* _TASK BRIEF_
Each line below needs to be restated word for word.

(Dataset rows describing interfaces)
● ● ● ● ●

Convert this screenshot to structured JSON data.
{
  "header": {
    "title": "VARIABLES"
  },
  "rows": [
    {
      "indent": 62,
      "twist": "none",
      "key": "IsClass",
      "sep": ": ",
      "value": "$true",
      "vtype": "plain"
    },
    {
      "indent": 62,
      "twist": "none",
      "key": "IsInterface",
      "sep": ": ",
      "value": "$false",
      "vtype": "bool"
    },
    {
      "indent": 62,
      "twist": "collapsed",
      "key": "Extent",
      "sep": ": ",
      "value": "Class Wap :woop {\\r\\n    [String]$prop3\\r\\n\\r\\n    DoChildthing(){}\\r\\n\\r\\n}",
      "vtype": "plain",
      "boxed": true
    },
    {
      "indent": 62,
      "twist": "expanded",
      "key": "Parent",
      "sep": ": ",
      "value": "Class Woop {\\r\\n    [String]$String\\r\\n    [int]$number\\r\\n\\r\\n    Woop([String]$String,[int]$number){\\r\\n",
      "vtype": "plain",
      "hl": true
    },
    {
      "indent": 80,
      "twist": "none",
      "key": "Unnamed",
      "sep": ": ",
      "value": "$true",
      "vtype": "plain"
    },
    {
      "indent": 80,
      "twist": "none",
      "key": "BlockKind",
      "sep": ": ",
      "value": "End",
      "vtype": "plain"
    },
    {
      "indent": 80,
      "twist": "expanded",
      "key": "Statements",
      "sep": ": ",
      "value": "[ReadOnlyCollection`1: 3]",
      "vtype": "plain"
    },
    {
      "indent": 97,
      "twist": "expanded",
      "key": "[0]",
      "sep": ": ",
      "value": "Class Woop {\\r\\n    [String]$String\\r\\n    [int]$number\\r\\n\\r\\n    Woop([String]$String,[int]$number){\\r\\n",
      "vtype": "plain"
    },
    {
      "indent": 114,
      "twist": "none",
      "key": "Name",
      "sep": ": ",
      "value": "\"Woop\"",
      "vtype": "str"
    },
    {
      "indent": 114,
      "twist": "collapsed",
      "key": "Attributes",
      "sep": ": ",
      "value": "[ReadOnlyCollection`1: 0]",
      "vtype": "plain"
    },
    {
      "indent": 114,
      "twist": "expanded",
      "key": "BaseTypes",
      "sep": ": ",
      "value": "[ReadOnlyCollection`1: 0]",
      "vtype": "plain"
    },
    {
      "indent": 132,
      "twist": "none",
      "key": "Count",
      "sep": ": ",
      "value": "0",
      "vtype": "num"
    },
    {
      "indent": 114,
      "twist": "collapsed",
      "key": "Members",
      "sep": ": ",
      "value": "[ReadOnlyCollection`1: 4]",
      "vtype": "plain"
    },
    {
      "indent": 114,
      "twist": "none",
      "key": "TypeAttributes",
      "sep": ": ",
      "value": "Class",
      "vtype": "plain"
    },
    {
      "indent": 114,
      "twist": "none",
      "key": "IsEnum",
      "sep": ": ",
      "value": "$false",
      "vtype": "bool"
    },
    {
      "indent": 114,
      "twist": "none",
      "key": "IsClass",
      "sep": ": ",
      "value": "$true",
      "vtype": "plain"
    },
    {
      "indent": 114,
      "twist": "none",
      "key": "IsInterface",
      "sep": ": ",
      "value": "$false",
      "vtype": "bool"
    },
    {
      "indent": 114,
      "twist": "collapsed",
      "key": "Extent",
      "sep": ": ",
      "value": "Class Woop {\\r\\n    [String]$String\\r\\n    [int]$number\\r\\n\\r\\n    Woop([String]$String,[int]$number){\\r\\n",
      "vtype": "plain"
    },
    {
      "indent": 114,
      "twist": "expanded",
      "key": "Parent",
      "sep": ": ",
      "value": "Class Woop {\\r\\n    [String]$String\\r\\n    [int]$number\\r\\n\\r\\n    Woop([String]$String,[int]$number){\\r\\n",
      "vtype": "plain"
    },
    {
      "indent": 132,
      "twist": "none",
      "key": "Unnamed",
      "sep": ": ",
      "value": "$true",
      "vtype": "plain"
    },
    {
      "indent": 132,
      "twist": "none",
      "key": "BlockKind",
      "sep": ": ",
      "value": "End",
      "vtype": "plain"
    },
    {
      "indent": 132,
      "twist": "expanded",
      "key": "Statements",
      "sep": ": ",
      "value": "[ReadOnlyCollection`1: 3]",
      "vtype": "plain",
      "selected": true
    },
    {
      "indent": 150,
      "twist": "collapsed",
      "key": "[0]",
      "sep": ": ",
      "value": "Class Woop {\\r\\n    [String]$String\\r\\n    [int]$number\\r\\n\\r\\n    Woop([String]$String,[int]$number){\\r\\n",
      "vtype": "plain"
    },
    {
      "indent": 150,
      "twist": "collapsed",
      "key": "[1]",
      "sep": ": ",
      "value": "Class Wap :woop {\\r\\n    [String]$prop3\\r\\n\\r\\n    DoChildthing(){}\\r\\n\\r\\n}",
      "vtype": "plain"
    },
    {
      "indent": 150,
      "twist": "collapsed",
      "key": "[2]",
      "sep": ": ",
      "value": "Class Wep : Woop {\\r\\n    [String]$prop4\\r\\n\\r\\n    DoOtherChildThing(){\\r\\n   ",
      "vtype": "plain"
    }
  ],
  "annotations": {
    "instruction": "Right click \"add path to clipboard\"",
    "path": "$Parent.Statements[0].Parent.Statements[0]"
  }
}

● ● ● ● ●

* _RESULT OF THE EXERCISE_
Convert this screenshot to structured JSON data.
{
  "header": {
    "title": "VARIABLES"
  },
  "rows": [
    {
      "indent": 62,
      "twist": "none",
      "key": "IsClass",
      "sep": ": ",
      "value": "$true",
      "vtype": "plain"
    },
    {
      "indent": 62,
      "twist": "none",
      "key": "IsInterface",
      "sep": ": ",
      "value": "$false",
      "vtype": "bool"
    },
    {
      "indent": 62,
      "twist": "collapsed",
      "key": "Extent",
      "sep": ": ",
      "value": "Class Wap :woop {\\r\\n    [String]$prop3\\r\\n\\r\\n    DoChildthing(){}\\r\\n\\r\\n}",
      "vtype": "plain",
      "boxed": true
    },
    {
      "indent": 62,
      "twist": "expanded",
      "key": "Parent",
      "sep": ": ",
      "value": "Class Woop {\\r\\n    [String]$String\\r\\n    [int]$number\\r\\n\\r\\n    Woop([String]$String,[int]$number){\\r\\n",
      "vtype": "plain",
      "hl": true
    },
    {
      "indent": 80,
      "twist": "none",
      "key": "Unnamed",
      "sep": ": ",
      "value": "$true",
      "vtype": "plain"
    },
    {
      "indent": 80,
      "twist": "none",
      "key": "BlockKind",
      "sep": ": ",
      "value": "End",
      "vtype": "plain"
    },
    {
      "indent": 80,
      "twist": "expanded",
      "key": "Statements",
      "sep": ": ",
      "value": "[ReadOnlyCollection`1: 3]",
      "vtype": "plain"
    },
    {
      "indent": 97,
      "twist": "expanded",
      "key": "[0]",
      "sep": ": ",
      "value": "Class Woop {\\r\\n    [String]$String\\r\\n    [int]$number\\r\\n\\r\\n    Woop([String]$String,[int]$number){\\r\\n",
      "vtype": "plain"
    },
    {
      "indent": 114,
      "twist": "none",
      "key": "Name",
      "sep": ": ",
      "value": "\"Woop\"",
      "vtype": "str"
    },
    {
      "indent": 114,
      "twist": "collapsed",
      "key": "Attributes",
      "sep": ": ",
      "value": "[ReadOnlyCollection`1: 0]",
      "vtype": "plain"
    },
    {
      "indent": 114,
      "twist": "expanded",
      "key": "BaseTypes",
      "sep": ": ",
      "value": "[ReadOnlyCollection`1: 0]",
      "vtype": "plain"
    },
    {
      "indent": 132,
      "twist": "none",
      "key": "Count",
      "sep": ": ",
      "value": "0",
      "vtype": "num"
    },
    {
      "indent": 114,
      "twist": "collapsed",
      "key": "Members",
      "sep": ": ",
      "value": "[ReadOnlyCollection`1: 4]",
      "vtype": "plain"
    },
    {
      "indent": 114,
      "twist": "none",
      "key": "TypeAttributes",
      "sep": ": ",
      "value": "Class",
      "vtype": "plain"
    },
    {
      "indent": 114,
      "twist": "none",
      "key": "IsEnum",
      "sep": ": ",
      "value": "$false",
      "vtype": "bool"
    },
    {
      "indent": 114,
      "twist": "none",
      "key": "IsClass",
      "sep": ": ",
      "value": "$true",
      "vtype": "plain"
    },
    {
      "indent": 114,
      "twist": "none",
      "key": "IsInterface",
      "sep": ": ",
      "value": "$false",
      "vtype": "bool"
    },
    {
      "indent": 114,
      "twist": "collapsed",
      "key": "Extent",
      "sep": ": ",
      "value": "Class Woop {\\r\\n    [String]$String\\r\\n    [int]$number\\r\\n\\r\\n    Woop([String]$String,[int]$number){\\r\\n",
      "vtype": "plain"
    },
    {
      "indent": 114,
      "twist": "expanded",
      "key": "Parent",
      "sep": ": ",
      "value": "Class Woop {\\r\\n    [String]$String\\r\\n    [int]$number\\r\\n\\r\\n    Woop([String]$String,[int]$number){\\r\\n",
      "vtype": "plain"
    },
    {
      "indent": 132,
      "twist": "none",
      "key": "Unnamed",
      "sep": ": ",
      "value": "$true",
      "vtype": "plain"
    },
    {
      "indent": 132,
      "twist": "none",
      "key": "BlockKind",
      "sep": ": ",
      "value": "End",
      "vtype": "plain"
    },
    {
      "indent": 132,
      "twist": "expanded",
      "key": "Statements",
      "sep": ": ",
      "value": "[ReadOnlyCollection`1: 3]",
      "vtype": "plain",
      "selected": true
    },
    {
      "indent": 150,
      "twist": "collapsed",
      "key": "[0]",
      "sep": ": ",
      "value": "Class Woop {\\r\\n    [String]$String\\r\\n    [int]$number\\r\\n\\r\\n    Woop([String]$String,[int]$number){\\r\\n",
      "vtype": "plain"
    },
    {
      "indent": 150,
      "twist": "collapsed",
      "key": "[1]",
      "sep": ": ",
      "value": "Class Wap :woop {\\r\\n    [String]$prop3\\r\\n\\r\\n    DoChildthing(){}\\r\\n\\r\\n}",
      "vtype": "plain"
    },
    {
      "indent": 150,
      "twist": "collapsed",
      "key": "[2]",
      "sep": ": ",
      "value": "Class Wep : Woop {\\r\\n    [String]$prop4\\r\\n\\r\\n    DoOtherChildThing(){\\r\\n   ",
      "vtype": "plain"
    }
  ],
  "annotations": {
    "instruction": "Right click \"add path to clipboard\"",
    "path": "$Parent.Statements[0].Parent.Statements[0]"
  }
}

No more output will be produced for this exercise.